START MATERIAL TO PROCESS
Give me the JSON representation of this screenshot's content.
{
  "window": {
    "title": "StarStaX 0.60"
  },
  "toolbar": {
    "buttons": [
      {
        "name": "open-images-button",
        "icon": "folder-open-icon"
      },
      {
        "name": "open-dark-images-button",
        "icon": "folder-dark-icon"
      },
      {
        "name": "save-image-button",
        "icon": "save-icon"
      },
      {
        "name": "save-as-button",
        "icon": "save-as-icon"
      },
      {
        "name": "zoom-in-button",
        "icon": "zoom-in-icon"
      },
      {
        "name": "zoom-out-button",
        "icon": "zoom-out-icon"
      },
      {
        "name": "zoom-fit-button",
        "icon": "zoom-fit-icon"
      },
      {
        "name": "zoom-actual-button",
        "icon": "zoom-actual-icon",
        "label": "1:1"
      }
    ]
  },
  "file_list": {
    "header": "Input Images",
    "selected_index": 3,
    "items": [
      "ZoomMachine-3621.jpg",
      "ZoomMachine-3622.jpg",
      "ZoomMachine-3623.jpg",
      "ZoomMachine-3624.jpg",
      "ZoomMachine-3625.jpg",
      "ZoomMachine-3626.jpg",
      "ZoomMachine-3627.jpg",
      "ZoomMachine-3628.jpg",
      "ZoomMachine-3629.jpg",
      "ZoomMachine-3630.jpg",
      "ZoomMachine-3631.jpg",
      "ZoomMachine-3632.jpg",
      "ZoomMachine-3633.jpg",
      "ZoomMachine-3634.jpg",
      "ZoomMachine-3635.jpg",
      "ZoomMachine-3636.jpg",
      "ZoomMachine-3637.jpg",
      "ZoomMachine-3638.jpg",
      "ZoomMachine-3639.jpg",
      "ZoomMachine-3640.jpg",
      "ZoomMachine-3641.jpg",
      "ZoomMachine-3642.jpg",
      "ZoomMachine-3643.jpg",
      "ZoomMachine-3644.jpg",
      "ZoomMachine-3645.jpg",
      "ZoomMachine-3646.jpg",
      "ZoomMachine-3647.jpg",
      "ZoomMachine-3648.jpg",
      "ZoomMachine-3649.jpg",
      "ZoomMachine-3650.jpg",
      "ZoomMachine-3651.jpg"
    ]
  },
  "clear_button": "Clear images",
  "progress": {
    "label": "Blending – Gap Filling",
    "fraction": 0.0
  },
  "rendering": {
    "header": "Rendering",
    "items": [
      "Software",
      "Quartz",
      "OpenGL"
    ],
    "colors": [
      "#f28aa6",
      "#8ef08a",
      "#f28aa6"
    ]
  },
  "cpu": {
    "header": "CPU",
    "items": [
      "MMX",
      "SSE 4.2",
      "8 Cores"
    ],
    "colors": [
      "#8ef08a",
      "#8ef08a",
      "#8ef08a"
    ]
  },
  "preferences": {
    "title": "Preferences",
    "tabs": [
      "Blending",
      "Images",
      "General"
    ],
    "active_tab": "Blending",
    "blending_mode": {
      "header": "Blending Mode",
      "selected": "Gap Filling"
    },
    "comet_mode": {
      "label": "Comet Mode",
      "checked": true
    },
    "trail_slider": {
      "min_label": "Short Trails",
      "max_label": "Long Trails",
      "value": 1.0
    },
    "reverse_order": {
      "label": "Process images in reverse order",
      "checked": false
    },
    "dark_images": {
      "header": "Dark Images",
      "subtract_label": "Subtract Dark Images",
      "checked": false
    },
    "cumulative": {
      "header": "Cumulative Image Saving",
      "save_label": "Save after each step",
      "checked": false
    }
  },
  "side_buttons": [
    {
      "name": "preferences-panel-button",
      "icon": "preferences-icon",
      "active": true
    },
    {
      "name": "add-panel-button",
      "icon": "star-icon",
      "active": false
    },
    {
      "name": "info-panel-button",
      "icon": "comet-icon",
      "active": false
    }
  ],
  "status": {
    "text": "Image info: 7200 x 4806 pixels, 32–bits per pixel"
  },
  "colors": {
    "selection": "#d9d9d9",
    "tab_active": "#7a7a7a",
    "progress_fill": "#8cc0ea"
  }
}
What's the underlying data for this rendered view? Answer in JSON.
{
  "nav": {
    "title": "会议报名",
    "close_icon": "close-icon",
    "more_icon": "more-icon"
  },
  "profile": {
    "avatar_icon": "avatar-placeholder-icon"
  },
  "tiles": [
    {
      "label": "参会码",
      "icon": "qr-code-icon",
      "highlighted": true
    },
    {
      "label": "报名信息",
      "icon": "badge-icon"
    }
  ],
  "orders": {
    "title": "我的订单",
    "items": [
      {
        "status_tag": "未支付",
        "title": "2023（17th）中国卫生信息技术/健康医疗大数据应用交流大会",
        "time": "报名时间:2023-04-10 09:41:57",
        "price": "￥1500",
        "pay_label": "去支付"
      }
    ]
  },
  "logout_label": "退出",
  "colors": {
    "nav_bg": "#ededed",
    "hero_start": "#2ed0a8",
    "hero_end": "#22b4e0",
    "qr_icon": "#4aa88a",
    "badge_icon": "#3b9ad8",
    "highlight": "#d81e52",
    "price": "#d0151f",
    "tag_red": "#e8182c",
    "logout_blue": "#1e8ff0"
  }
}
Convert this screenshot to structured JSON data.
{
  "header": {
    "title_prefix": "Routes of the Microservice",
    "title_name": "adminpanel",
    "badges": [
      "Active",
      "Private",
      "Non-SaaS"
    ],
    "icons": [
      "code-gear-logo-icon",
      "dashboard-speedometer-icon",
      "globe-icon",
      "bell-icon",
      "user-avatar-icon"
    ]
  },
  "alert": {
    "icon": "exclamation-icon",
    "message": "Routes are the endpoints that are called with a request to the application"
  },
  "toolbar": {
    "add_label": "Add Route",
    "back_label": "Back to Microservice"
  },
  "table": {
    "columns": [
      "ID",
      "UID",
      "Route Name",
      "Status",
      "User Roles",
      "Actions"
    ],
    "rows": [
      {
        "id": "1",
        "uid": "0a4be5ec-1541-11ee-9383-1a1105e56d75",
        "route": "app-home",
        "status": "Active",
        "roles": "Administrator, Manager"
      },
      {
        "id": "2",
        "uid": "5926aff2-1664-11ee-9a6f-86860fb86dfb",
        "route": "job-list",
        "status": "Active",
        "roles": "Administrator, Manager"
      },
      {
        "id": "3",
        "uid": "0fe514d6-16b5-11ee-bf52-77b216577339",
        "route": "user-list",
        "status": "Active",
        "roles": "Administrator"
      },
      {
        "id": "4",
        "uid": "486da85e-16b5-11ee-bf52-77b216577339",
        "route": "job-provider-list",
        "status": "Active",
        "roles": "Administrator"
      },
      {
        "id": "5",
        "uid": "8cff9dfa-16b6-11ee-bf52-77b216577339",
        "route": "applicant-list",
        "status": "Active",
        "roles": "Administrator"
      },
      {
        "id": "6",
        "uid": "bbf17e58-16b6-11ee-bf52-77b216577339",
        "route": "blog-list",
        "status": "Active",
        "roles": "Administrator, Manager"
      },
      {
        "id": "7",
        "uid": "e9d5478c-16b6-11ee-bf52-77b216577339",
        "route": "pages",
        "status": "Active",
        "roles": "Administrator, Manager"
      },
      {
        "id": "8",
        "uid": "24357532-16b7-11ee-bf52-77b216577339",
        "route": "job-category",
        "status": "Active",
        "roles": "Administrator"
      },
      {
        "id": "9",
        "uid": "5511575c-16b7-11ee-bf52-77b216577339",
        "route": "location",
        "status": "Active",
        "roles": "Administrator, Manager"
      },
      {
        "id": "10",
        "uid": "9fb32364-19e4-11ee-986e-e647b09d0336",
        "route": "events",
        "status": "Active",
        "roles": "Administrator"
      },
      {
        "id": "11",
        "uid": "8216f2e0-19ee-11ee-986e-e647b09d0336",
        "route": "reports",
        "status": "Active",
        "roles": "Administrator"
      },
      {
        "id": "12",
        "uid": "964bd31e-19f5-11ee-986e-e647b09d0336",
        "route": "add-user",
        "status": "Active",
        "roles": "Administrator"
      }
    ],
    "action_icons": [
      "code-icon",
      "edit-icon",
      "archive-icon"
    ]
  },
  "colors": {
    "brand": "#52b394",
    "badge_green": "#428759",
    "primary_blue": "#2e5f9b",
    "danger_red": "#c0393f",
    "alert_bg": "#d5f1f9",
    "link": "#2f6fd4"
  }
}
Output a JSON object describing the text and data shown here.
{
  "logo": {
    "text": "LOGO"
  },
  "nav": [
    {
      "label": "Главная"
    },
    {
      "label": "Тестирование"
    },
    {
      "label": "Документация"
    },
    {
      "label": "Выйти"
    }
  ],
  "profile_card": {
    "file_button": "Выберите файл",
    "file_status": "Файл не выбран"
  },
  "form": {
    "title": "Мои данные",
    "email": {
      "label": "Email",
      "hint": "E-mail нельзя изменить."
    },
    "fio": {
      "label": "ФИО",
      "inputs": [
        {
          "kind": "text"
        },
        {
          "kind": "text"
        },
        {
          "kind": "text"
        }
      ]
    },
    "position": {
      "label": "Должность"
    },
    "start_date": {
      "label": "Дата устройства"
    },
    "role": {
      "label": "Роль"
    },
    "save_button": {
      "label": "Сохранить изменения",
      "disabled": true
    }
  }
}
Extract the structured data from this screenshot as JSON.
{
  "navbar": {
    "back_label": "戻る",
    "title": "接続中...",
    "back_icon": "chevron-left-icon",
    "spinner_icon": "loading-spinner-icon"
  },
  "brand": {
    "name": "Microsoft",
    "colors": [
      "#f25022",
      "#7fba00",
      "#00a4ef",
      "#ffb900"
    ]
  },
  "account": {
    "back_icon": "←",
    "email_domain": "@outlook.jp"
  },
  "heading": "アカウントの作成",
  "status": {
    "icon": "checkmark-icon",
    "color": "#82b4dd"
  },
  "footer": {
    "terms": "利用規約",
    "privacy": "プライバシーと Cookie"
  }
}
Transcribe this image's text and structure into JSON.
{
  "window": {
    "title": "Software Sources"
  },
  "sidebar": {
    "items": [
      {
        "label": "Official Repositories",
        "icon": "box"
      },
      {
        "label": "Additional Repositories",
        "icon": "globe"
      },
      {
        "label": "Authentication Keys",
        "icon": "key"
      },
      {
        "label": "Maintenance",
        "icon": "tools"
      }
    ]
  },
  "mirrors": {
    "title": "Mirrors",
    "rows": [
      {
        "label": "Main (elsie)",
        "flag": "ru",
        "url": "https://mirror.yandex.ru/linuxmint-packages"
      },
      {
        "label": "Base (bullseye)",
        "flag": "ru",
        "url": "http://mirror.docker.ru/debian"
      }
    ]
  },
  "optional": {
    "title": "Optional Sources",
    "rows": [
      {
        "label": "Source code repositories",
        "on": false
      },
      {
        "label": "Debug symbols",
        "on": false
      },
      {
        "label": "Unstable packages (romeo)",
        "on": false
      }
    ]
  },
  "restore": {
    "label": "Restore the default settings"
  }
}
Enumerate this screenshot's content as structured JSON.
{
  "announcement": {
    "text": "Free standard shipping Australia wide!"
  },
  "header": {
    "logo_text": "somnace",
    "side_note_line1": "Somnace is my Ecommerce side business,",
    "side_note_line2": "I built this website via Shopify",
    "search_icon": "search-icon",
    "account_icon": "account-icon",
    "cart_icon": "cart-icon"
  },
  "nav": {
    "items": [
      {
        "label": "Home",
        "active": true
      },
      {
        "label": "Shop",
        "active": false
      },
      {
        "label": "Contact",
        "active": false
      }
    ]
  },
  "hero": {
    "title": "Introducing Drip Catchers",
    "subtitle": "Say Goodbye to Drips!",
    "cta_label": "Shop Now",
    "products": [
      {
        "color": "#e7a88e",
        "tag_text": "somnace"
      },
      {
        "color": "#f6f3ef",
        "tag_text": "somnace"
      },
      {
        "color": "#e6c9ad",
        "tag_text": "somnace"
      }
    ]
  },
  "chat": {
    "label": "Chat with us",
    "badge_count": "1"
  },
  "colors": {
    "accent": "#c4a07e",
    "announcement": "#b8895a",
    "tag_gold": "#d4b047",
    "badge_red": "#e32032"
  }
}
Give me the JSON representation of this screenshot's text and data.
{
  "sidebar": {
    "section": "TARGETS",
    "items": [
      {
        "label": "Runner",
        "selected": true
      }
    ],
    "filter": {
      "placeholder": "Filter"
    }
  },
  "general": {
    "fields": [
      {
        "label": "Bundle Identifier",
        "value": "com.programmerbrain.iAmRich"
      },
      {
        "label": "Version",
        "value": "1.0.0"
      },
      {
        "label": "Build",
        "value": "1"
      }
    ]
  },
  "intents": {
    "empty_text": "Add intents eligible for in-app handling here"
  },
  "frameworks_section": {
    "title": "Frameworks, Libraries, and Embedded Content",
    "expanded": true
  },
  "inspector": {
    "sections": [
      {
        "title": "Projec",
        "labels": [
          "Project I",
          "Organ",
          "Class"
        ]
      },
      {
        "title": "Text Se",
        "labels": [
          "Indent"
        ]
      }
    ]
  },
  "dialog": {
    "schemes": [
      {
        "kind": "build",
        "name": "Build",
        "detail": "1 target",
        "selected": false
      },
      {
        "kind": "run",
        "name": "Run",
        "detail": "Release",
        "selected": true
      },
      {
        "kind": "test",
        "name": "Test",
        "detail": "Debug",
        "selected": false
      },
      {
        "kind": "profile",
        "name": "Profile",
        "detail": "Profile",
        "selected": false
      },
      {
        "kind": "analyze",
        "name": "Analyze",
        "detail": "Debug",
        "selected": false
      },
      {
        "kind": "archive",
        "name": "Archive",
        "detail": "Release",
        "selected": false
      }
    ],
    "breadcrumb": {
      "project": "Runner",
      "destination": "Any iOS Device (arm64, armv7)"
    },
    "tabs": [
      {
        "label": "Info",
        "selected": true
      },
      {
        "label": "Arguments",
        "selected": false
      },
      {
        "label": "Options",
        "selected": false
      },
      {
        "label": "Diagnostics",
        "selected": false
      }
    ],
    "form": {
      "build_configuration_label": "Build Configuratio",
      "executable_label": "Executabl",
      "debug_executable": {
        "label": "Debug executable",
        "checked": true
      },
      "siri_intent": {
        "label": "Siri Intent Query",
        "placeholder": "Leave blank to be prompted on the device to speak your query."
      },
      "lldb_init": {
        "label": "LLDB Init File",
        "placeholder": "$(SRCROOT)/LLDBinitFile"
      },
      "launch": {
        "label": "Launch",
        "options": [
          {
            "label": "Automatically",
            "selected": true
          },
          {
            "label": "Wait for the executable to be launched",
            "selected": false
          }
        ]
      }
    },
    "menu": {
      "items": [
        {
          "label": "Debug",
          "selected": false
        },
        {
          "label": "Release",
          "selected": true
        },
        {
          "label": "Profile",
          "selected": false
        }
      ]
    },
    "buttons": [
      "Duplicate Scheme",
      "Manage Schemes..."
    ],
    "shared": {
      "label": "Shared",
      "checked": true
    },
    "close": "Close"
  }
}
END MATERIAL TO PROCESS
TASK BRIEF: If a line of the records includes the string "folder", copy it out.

EXERCISE RESULT:
        "icon": "folder-open-icon"
        "icon": "folder-dark-icon"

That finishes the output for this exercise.